Cramble, n. R. A crooked bough of a tree. Sometimes also used for lengths of oak in small branches, or for a roughly made walking-stick.
Ex.Ah stood mah au'd yak cramml agaan t' yat.

Crambly, adv. (strictly), but used as an adj. C. (pr. crammly). Not firm on the legs; tottery.
Ex.Ah 's nobbut varry crammly. Willie 's a crammly aud man gotten.

Cranch, v. C. To grind anything with the teeth, by which the sound of the grinding is heard.

Craps, n. C. Pieces of skin left after 'rendering' fat into lard Craps are thought a delicacy, and are eaten generally at breakfast or tea.

Crashes, a. F. Water-cresses.

Creckits, a. F. Cricket. Laakin at creckits was formerly the general expression for playing at cricket. The final s is now generally omitted.

Cree, v. C. To soak in order to soften. To simmer before a fire.

Creel, a. C. A frame on legs, upon which pigs are placed after they have been slaughtered.

Creeper, n. R. A small globular-shaped piece of lead with long hooks (four in number) fixed into it and attached to a line. It is used by eel-fishers for drawing up night-lines from the bottom of a river to the bank.

Cricket, n. F. A low stool with four legs, generally with a hole in the centre for lifting it. Swedish D. Krakk (a stool).

Croodle, v. C. To crouch down and contract oneself into as small a space as possible.
Ex. When they seed ma, they all croodled doon.

Crook, a. C. (pr. creeak, sometimes crewk). (1) A hinge or hook on which gates and doors are hung. (2) A disease in sheep.
Ex.- T' lads 'as rahv'd t' yat off t' creeaks.

Crouse, Cruse, adj. C. Feeling pride in anything, elated with, lively, happy; in good spirits. Dan. At kruse (lit. to curl) ; at kruse for en (to make a great fuss about one).
Ex.Sha wer varry cruse on her new dhriss.Thoo need na be sae cruse, man. Thoo 's ower cruse.

Crowdy, n. F. Oatmeal porridge, made either with milk or water.

Crow-prate, n. R. A rookery.

Crown, n. C. (pr. croon). The centre or middle of a road or causey.
Ex.Gan i' t' croon o' t' rooad.

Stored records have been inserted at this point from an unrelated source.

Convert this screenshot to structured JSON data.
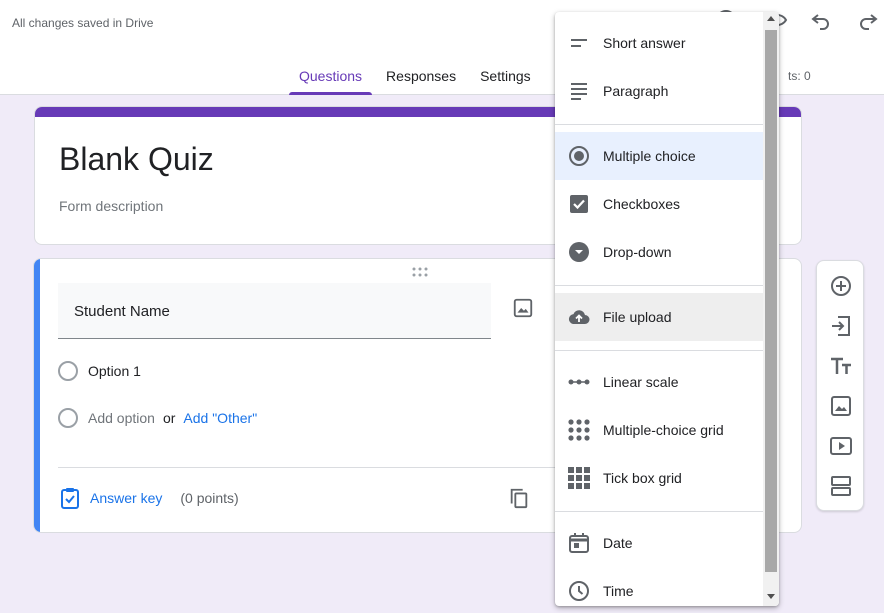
{
  "header": {
    "saved_status": "All changes saved in Drive",
    "tabs": [
      {
        "label": "Questions",
        "active": true
      },
      {
        "label": "Responses",
        "active": false
      },
      {
        "label": "Settings",
        "active": false
      }
    ],
    "points_total": "ts: 0"
  },
  "form": {
    "title": "Blank Quiz",
    "description_placeholder": "Form description",
    "question": {
      "title": "Student Name",
      "options": [
        "Option 1"
      ],
      "add_option": "Add option",
      "or": "or",
      "add_other": "Add \"Other\"",
      "answer_key": "Answer key",
      "points": "(0 points)"
    }
  },
  "menu": {
    "selected": "Multiple choice",
    "hovered": "File upload",
    "items": [
      {
        "label": "Short answer",
        "icon": "short-answer-icon"
      },
      {
        "label": "Paragraph",
        "icon": "paragraph-icon"
      },
      {
        "label": "Multiple choice",
        "icon": "radio-button-icon"
      },
      {
        "label": "Checkboxes",
        "icon": "checkbox-icon"
      },
      {
        "label": "Drop-down",
        "icon": "dropdown-circle-icon"
      },
      {
        "label": "File upload",
        "icon": "cloud-upload-icon"
      },
      {
        "label": "Linear scale",
        "icon": "linear-scale-icon"
      },
      {
        "label": "Multiple-choice grid",
        "icon": "dot-grid-icon"
      },
      {
        "label": "Tick box grid",
        "icon": "square-grid-icon"
      },
      {
        "label": "Date",
        "icon": "calendar-icon"
      },
      {
        "label": "Time",
        "icon": "clock-icon"
      }
    ]
  },
  "toolbar": [
    {
      "name": "add-question",
      "icon": "add-circle-icon"
    },
    {
      "name": "import-questions",
      "icon": "import-icon"
    },
    {
      "name": "add-title",
      "icon": "title-icon"
    },
    {
      "name": "add-image",
      "icon": "image-icon"
    },
    {
      "name": "add-video",
      "icon": "video-icon"
    },
    {
      "name": "add-section",
      "icon": "section-icon"
    }
  ],
  "colors": {
    "accent": "#673ab7",
    "background": "#f0ebf8",
    "link": "#1a73e8",
    "question_bar": "#4285f4"
  }
}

Cruds, n. C. Curds.

Cuddy, a. C. (1) The hedge-sparrow. (2) A donkey.

Cuddy-handed, adj. F. Left-handed.

Cum, a. F. (the same word as combe, but pr. rather shorter). Long and deep-lying meadow or grazing land. Wel. Cwm (a hollow).

Currant-berry, n. C. (pr. corr'n-berry). The red currant.

Cush-pet. n. C. A term of endearment addressed to a cow: the common call for a cow being cush-cush.
Ex.Cush-pet; reet tha.

Transcribed by Colin and Pauline Hinson © 1997